Thursday, April 14, 2011

Ceramics the Final Frontier

The Space Shuttle first flew in 1981 and is the current entering its last phase of operation. These vehicles were designed to be reusable, meaning they had to be able to enter and exit the Earth’s atmosphere multiple times. All previous space exploration vehicles were one uses devices. One of the main reasons Space Shuttles can safely exit and enter the atmosphere is the ceramic tiles that cover up most of the shuttle’s exterior surfaces.

Early space exploration utilized different means to maintain safe temperature control. During the Mercury Space Program the spacecraft used a heat sink that would safely absorb and dissipate the heat generated by reentry. The Apollo Space Program spacecrafts utilized an ablative shield place on the bottom of the spacecraft to protect the vehicle during reentry. Ablative shield is a cover made of materials that will char and vaporize off the surface of the spacecraft when placed under extreme heat and pressure, thus protecting the spacecraft. Although these materials were effective in protecting the spacecraft they were only good once meaning a whole new spacecraft had to be design for another mission.

The materials currently being used to protect the space shuttles are made up of thousands of ceramic tiles strategically placed throughout the exterior. Now you’re probably wondering how the material that makes up your tea set, fine china, and pottery could possible protect a spacecraft during reentry into Earth’s atmosphere. We have all done it before, dropped a plate and watch as it shattered into a million pieces. Not exactly what we want to happen in a material that determines whether our astronauts live or die. So, why would we use this kind of material when we have strong metals like steel, aluminum, and even titanium to build our spacecraft? The reason is heat.

When a Space Shuttle is reentering the atmosphere its surface temperature can range from 315 to 1465 degrees Celsius. The melting point of aluminum, which is the primary material that makes up a Space Shuttle’s structure, melts at 660 degrees Celsius. So making a spacecraft that melts as it enters the atmosphere is probably not what you want to do. Another property that ceramics have is their heat insulation ability. As seen in the video below a space shuttle tile can have a lit blow torch placed directly on its surface burning away and after it is removed a few seconds later can be held in your hand.

In conclusion the space shuttle exterior is comprised of thousands of ceramic tiles came from a necessity to have a reusable space exploration vehicle.
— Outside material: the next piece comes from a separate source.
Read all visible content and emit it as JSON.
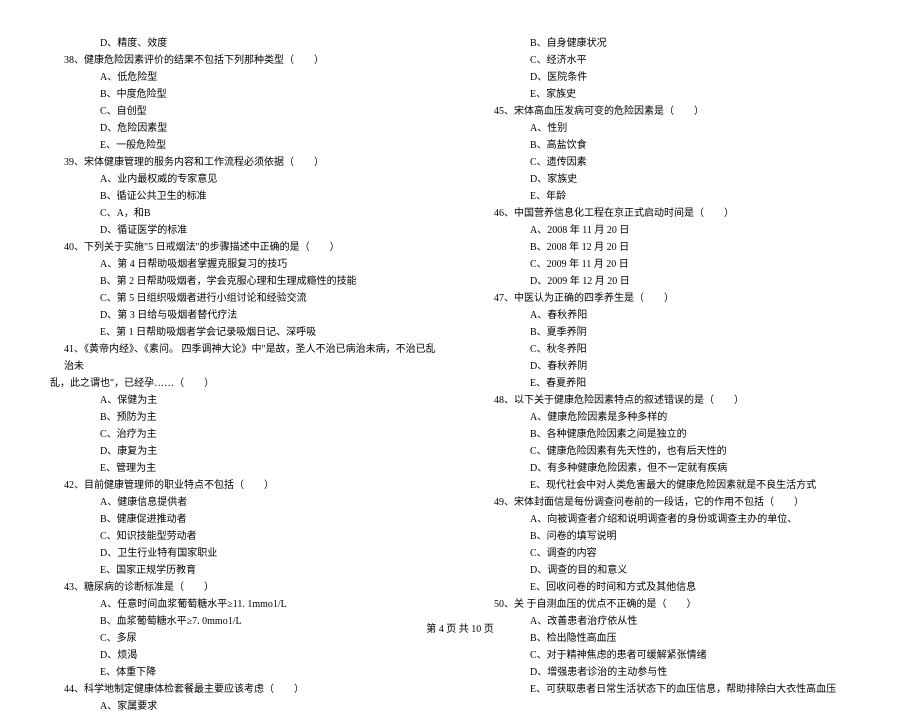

The ceramic tiles give the Space Shuttle greater thermal shielding and can withstand the extremely high reentry temperatures.  I'd like to think that ceramics have served the shuttle and space exploration admirably.

1 comment:

  1. Great post--you're finding a way to explain some important properties of ceramics but in a way most of us can understand.